The worst cholera outbreak in a decade has exposed the problem of decaying urban infrastructure that became synonymous with the rule of Robert Mugabe who was removed after a coup in November and replaced by President Emmerson Mnangagwa.
The government has raised $29-million, half from private companies and foreign aid agencies, out of a target of $64.1 million needed for vaccinations, drugs, clean water and better water and sewer pipes, said Finance Minister Mthuli Ncube.
“The private corporate sector, development partners, individuals, including Zimbabweans in the diaspora, are being called upon to provide both financial and non-financial assistance towards responding to the cholera outbreak,” Ncube told reporters.
Critics in the opposition say the government is quick to find money to import luxury vehicles using scarce foreign exchange but has had to appeal to individuals and companies to fight cholera.
Earlier on Wednesday, Mnangagwa visited Harare’s Glenview township, the epicentre of the outbreak, and met patients and families who lost relatives to the disease.
Mnangagwa said his government would help the opposition-led Harare city council to replace ageing water and sewer pipes after government officials and the opposition blamed each other for the outbreak.

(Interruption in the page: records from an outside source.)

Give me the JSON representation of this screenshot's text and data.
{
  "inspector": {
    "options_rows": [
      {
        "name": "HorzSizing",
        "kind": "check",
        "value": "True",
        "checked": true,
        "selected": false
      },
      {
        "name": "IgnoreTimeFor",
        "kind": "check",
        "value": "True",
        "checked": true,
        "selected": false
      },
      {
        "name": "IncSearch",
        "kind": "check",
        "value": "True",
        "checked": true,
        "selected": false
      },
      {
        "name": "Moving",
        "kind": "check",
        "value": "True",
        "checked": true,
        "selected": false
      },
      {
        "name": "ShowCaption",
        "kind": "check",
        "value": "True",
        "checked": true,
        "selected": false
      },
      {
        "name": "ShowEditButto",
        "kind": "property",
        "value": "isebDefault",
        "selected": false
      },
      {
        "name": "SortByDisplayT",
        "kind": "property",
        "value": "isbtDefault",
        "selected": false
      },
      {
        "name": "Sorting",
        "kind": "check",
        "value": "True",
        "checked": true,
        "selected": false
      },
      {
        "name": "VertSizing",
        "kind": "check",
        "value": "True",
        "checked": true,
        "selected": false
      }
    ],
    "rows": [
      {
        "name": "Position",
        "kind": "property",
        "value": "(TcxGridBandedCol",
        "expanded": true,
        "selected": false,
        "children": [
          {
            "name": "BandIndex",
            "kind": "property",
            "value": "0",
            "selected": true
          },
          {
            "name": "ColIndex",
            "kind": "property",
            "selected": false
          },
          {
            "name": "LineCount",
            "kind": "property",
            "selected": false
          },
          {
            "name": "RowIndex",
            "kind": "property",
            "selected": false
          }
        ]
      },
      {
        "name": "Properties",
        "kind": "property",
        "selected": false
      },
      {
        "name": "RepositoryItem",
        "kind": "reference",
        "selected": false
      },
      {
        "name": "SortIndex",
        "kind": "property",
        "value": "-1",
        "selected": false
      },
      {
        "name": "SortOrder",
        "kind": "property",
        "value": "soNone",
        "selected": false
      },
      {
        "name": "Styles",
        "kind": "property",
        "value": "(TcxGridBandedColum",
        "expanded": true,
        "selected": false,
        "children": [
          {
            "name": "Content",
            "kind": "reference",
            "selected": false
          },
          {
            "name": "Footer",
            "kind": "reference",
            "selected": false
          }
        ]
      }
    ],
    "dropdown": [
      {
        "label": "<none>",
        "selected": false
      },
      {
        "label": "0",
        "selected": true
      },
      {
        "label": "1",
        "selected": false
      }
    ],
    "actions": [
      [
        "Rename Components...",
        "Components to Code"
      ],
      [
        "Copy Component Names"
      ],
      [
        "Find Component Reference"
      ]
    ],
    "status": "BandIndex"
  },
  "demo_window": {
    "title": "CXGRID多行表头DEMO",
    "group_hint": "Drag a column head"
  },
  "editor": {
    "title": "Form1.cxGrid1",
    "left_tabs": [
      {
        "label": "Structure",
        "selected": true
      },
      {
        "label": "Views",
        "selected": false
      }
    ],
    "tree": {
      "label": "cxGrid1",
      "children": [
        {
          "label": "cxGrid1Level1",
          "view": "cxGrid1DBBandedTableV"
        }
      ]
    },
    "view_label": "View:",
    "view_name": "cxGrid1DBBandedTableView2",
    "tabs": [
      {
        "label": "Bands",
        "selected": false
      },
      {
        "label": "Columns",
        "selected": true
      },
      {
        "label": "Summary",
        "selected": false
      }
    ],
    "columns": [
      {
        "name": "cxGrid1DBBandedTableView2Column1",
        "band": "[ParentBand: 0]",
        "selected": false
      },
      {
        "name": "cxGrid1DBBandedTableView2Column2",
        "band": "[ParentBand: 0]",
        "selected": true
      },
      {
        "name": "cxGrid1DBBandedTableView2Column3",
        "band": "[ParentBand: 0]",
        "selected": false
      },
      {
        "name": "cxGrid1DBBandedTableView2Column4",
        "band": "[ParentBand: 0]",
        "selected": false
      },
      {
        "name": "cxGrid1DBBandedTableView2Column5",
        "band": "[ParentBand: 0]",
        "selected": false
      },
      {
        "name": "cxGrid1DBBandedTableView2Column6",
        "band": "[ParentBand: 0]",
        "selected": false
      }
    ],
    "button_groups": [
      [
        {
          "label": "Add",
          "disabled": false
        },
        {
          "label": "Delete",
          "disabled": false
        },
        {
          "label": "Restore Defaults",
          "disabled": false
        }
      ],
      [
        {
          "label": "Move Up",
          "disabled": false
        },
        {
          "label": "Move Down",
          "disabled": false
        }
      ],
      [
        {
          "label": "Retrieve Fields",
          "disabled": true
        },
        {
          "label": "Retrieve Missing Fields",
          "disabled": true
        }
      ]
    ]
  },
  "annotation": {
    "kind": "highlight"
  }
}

Police this week started clearing illegal vendors from Harare’s streets, saying this was part of a drive to bring cholera under control.